Here is some information about how to write an email that will help with our latest discussion in the Conversational Italian! Facebook group.
We are talking this week about how to conclude an email or letter. Read below and join the conversation on our Facebook group. I’d love to hear from you!
Italian Salutations for Emails, Texts, and Letters
After we’ve written our email, text, or formal letter, how should we sign off? As you can imagine, this is very different depending on how close the two correspondents are. For two friends, the typical spoken salutations, “Ciao” and “Ci vediamo,” are commonly used for emails and texts, as are the many idiomatic expressions such as “A presto” or “A dopo.”

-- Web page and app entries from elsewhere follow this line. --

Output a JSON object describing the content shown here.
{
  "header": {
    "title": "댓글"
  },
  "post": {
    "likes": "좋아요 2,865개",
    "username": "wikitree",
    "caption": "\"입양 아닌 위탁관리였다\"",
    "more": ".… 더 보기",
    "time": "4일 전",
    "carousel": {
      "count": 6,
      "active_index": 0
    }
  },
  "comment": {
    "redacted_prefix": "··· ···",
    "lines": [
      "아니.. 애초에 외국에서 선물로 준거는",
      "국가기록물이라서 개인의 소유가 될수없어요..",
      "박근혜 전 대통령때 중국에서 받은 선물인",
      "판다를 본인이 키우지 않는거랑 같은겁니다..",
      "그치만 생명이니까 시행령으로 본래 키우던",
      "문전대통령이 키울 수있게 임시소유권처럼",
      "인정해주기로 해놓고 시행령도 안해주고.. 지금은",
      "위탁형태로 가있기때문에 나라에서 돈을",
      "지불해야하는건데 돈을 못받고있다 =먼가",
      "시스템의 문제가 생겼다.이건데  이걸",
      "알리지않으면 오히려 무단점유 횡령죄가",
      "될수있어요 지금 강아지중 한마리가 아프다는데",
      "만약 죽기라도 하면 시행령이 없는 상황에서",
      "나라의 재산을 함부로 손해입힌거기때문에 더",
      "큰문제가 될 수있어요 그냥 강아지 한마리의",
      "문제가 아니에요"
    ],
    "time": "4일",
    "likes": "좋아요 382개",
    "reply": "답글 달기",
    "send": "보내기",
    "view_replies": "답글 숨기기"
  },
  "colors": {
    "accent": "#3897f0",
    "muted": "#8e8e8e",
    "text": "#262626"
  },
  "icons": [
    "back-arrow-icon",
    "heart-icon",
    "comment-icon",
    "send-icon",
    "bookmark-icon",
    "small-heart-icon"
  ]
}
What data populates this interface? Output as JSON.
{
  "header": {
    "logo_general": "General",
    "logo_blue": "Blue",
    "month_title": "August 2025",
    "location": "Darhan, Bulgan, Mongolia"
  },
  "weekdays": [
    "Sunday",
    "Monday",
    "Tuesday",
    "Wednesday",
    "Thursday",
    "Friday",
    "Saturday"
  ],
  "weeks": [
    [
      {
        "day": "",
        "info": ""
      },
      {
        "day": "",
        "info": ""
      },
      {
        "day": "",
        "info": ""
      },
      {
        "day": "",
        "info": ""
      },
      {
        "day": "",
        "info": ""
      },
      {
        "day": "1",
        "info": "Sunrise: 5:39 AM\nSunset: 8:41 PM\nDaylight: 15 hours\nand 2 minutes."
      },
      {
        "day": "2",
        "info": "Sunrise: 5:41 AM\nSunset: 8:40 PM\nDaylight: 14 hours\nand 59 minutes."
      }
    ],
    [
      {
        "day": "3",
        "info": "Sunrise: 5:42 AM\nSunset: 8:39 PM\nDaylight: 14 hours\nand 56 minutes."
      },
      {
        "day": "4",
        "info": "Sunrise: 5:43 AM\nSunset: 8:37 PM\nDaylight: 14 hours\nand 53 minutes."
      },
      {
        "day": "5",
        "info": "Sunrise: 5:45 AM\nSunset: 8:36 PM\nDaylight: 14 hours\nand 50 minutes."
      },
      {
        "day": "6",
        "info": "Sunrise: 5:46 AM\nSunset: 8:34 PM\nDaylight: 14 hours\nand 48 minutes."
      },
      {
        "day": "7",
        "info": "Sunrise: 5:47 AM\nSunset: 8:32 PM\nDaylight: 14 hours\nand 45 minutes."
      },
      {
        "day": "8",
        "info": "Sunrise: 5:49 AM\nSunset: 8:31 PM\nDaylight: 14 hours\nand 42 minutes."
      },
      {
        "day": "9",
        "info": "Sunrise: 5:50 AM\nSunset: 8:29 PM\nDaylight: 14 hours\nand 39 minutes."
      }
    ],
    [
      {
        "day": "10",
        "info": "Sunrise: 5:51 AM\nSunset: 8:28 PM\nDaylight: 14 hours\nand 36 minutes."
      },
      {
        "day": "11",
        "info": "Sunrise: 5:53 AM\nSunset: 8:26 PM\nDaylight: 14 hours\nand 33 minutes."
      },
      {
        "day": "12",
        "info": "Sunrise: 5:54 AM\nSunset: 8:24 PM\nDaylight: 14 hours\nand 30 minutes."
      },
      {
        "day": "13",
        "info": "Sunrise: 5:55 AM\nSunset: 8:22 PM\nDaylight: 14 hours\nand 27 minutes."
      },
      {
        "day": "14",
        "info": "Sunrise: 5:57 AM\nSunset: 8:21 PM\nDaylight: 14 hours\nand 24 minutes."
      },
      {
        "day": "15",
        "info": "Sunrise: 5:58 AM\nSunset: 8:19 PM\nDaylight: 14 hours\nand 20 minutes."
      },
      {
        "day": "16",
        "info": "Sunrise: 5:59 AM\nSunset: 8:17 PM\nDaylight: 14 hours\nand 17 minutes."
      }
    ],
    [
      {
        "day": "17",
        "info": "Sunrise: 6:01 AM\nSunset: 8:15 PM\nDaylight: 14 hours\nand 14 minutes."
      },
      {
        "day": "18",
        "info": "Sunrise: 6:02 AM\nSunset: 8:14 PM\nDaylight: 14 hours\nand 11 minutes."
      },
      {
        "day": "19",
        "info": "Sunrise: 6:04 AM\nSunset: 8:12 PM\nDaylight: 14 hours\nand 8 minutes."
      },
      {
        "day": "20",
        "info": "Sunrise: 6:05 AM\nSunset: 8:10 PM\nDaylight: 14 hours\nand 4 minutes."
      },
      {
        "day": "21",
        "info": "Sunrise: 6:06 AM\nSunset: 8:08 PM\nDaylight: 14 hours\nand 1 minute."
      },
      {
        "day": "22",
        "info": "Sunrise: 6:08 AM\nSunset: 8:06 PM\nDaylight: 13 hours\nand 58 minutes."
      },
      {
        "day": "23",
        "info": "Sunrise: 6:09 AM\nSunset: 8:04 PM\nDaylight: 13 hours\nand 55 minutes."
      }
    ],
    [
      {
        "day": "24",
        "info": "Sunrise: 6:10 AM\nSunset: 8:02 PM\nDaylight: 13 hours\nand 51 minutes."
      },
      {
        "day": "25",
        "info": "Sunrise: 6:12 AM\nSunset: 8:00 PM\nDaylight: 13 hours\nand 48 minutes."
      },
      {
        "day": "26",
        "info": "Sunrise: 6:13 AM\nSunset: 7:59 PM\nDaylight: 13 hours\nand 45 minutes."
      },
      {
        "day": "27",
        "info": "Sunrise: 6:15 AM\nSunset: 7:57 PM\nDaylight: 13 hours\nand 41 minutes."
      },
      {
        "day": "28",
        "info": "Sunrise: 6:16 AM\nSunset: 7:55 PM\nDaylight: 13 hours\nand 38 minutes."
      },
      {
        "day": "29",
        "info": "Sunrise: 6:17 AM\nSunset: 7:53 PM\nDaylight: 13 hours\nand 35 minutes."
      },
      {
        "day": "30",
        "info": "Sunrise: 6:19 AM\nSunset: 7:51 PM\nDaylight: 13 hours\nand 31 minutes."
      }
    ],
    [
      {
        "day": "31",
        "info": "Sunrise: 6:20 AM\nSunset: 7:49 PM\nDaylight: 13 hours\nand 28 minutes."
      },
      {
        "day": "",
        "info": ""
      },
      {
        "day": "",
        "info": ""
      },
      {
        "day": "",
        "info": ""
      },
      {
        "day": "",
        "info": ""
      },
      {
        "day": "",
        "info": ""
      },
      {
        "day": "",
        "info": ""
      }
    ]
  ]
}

For those who are close friends or family, one may send kisses as “baci” and sometimes hugs, “abbracci,” as we do in English. You can imagine that there are many variations on this theme, such as “un bacione” for “a big kiss.” “Un bacio” or “tanti baci” are other variations and mean “a kiss” and “many kisses.” There is one big difference between salutations in English and Italian, though: Italians normally do not sign off with the word “love,” as in “Love, Kathy.”
For business, the word “Saluti” is generally used in closing to mean “Regards.” One can also give “Un Saluto” or “Tanti Saluti.” “Cordalimente” means “Yours Truly.” “Cordali Saluti” or “Distinti Saluti” are particularly polite, meaning “Kind Regards” and “Best Regards.” “Sinceramente” means “Sincerely” but is not as often used in closing an email or letter.
Commonly Used Familiar Italian Salutations
(Until we see each other again.)
|A presto!||See you soon!|
|A dopo!||See you later!|
|Un bacio||A kiss|
|Un bacione||A big kiss|
|Tanti baci||Lots of kisses|
|Baci e Abbracci||Kisses and hugs|
Commonly Used Formal Italian Salutations
|Cordali Saluti||Kind regards|
|Distinti Saluti||Best regards|
|Tanti Saluti||Many regards|